Data extracted from a collection
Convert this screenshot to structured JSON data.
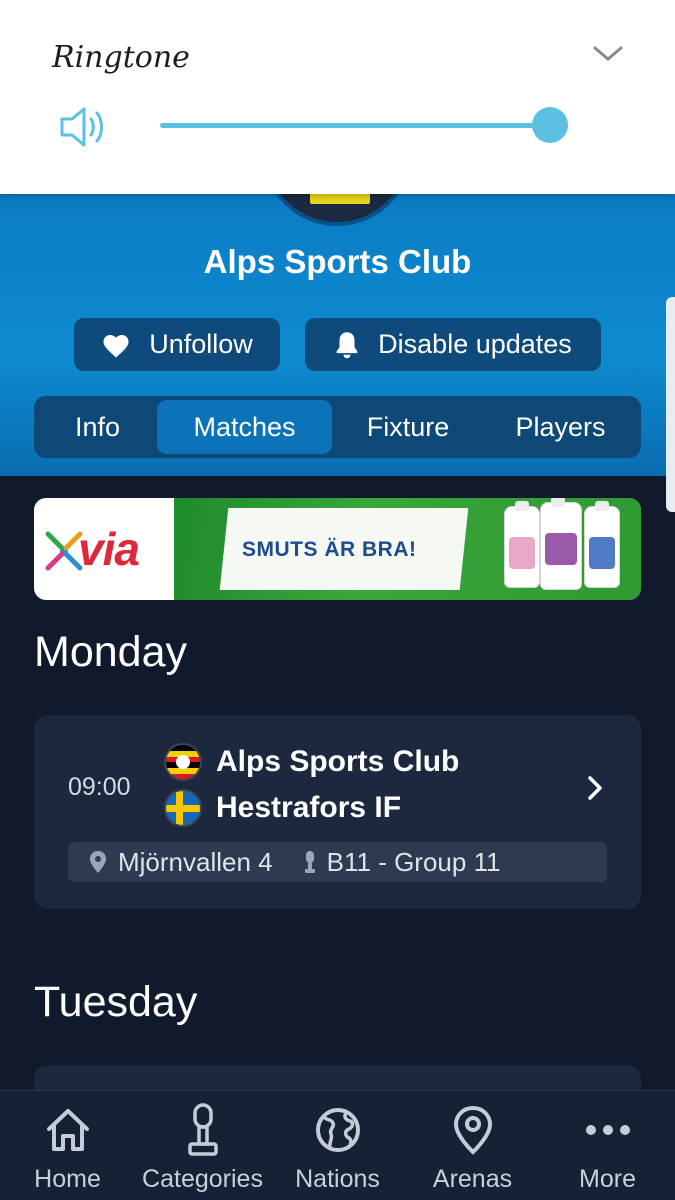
{
  "volume_panel": {
    "title": "Ringtone",
    "volume_level_percent": 100,
    "accent_color": "#5bc0e2",
    "icons": {
      "speaker": "speaker-icon",
      "collapse": "chevron-down-icon"
    }
  },
  "club": {
    "name": "Alps Sports Club",
    "unfollow_label": "Unfollow",
    "disable_updates_label": "Disable updates"
  },
  "tabs": [
    {
      "label": "Info",
      "active": false
    },
    {
      "label": "Matches",
      "active": true
    },
    {
      "label": "Fixture",
      "active": false
    },
    {
      "label": "Players",
      "active": false
    }
  ],
  "ad": {
    "brand": "via",
    "slogan": "SMUTS ÄR BRA!"
  },
  "days": [
    {
      "label": "Monday",
      "matches": [
        {
          "time": "09:00",
          "home_team": "Alps Sports Club",
          "away_team": "Hestrafors IF",
          "home_flag": "uganda-flag",
          "away_flag": "sweden-flag",
          "venue": "Mjörnvallen 4",
          "group": "B11 - Group 11"
        }
      ]
    },
    {
      "label": "Tuesday",
      "matches": []
    }
  ],
  "bottom_nav": [
    {
      "label": "Home",
      "icon": "home-icon"
    },
    {
      "label": "Categories",
      "icon": "trophy-icon"
    },
    {
      "label": "Nations",
      "icon": "globe-icon"
    },
    {
      "label": "Arenas",
      "icon": "location-pin-icon"
    },
    {
      "label": "More",
      "icon": "more-dots-icon"
    }
  ],
  "colors": {
    "background": "#101a2c",
    "header_blue": "#0b7ec5",
    "card": "#1c283d",
    "active_tab": "#0c73b8"
  }
}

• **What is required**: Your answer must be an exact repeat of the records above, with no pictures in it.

• **Exercise output**:
Convert this screenshot to structured JSON data.
{
  "volume_panel": {
    "title": "Ringtone",
    "volume_level_percent": 100,
    "accent_color": "#5bc0e2",
    "icons": {
      "speaker": "speaker-icon",
      "collapse": "chevron-down-icon"
    }
  },
  "club": {
    "name": "Alps Sports Club",
    "unfollow_label": "Unfollow",
    "disable_updates_label": "Disable updates"
  },
  "tabs": [
    {
      "label": "Info",
      "active": false
    },
    {
      "label": "Matches",
      "active": true
    },
    {
      "label": "Fixture",
      "active": false
    },
    {
      "label": "Players",
      "active": false
    }
  ],
  "ad": {
    "brand": "via",
    "slogan": "SMUTS ÄR BRA!"
  },
  "days": [
    {
      "label": "Monday",
      "matches": [
        {
          "time": "09:00",
          "home_team": "Alps Sports Club",
          "away_team": "Hestrafors IF",
          "home_flag": "uganda-flag",
          "away_flag": "sweden-flag",
          "venue": "Mjörnvallen 4",
          "group": "B11 - Group 11"
        }
      ]
    },
    {
      "label": "Tuesday",
      "matches": []
    }
  ],
  "bottom_nav": [
    {
      "label": "Home",
      "icon": "home-icon"
    },
    {
      "label": "Categories",
      "icon": "trophy-icon"
    },
    {
      "label": "Nations",
      "icon": "globe-icon"
    },
    {
      "label": "Arenas",
      "icon": "location-pin-icon"
    },
    {
      "label": "More",
      "icon": "more-dots-icon"
    }
  ],
  "colors": {
    "background": "#101a2c",
    "header_blue": "#0b7ec5",
    "card": "#1c283d",
    "active_tab": "#0c73b8"
  }
}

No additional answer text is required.